Segment Start: Provided records
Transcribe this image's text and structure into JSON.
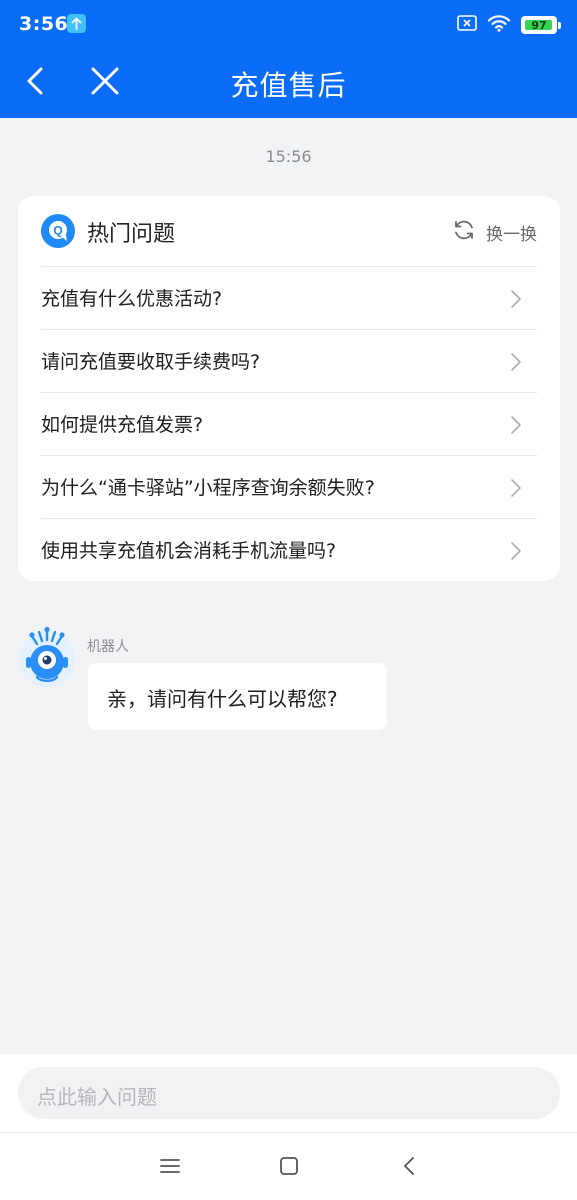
{
  "status_bar": {
    "time": "3:56",
    "battery": "97",
    "battery_level": 0.97,
    "icons": [
      "upload-icon",
      "sim-off-icon",
      "wifi-icon",
      "battery-icon"
    ]
  },
  "nav": {
    "title": "充值售后",
    "icons": [
      "back-icon",
      "close-icon"
    ]
  },
  "chat": {
    "timestamp": "15:56"
  },
  "hot_questions": {
    "title": "热门问题",
    "refresh_label": "换一换",
    "items": [
      {
        "text": "充值有什么优惠活动?"
      },
      {
        "text": "请问充值要收取手续费吗?"
      },
      {
        "text": "如何提供充值发票?"
      },
      {
        "text": "为什么“通卡驿站”小程序查询余额失败?"
      },
      {
        "text": "使用共享充值机会消耗手机流量吗?"
      }
    ]
  },
  "bot_message": {
    "sender": "机器人",
    "text": "亲，请问有什么可以帮您?"
  },
  "input": {
    "placeholder": "点此输入问题"
  },
  "colors": {
    "primary": "#0b6cf7",
    "background": "#f2f3f5",
    "card": "#ffffff",
    "battery": "#39d353"
  }
}
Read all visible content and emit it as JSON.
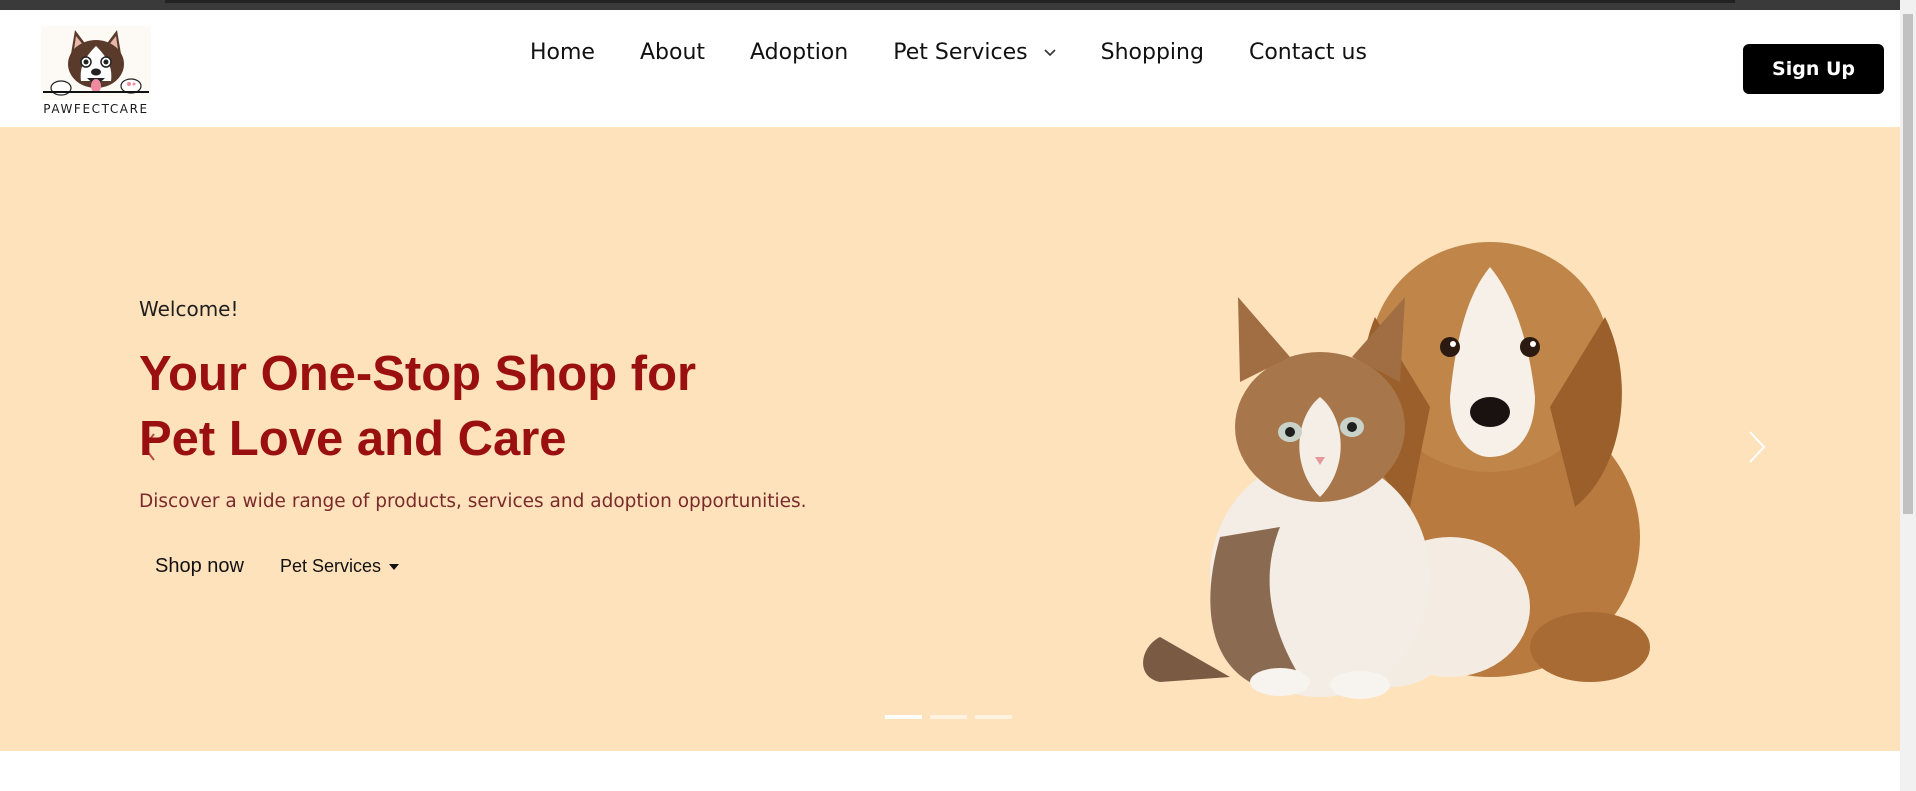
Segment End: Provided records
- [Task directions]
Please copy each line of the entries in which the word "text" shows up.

- [Answer box]
Transcribe this image's text and structure into JSON.
        "text": "充值有什么优惠活动?"
        "text": "请问充值要收取手续费吗?"
        "text": "如何提供充值发票?"
        "text": "为什么“通卡驿站”小程序查询余额失败?"
        "text": "使用共享充值机会消耗手机流量吗?"
    "text": "亲，请问有什么可以帮您?"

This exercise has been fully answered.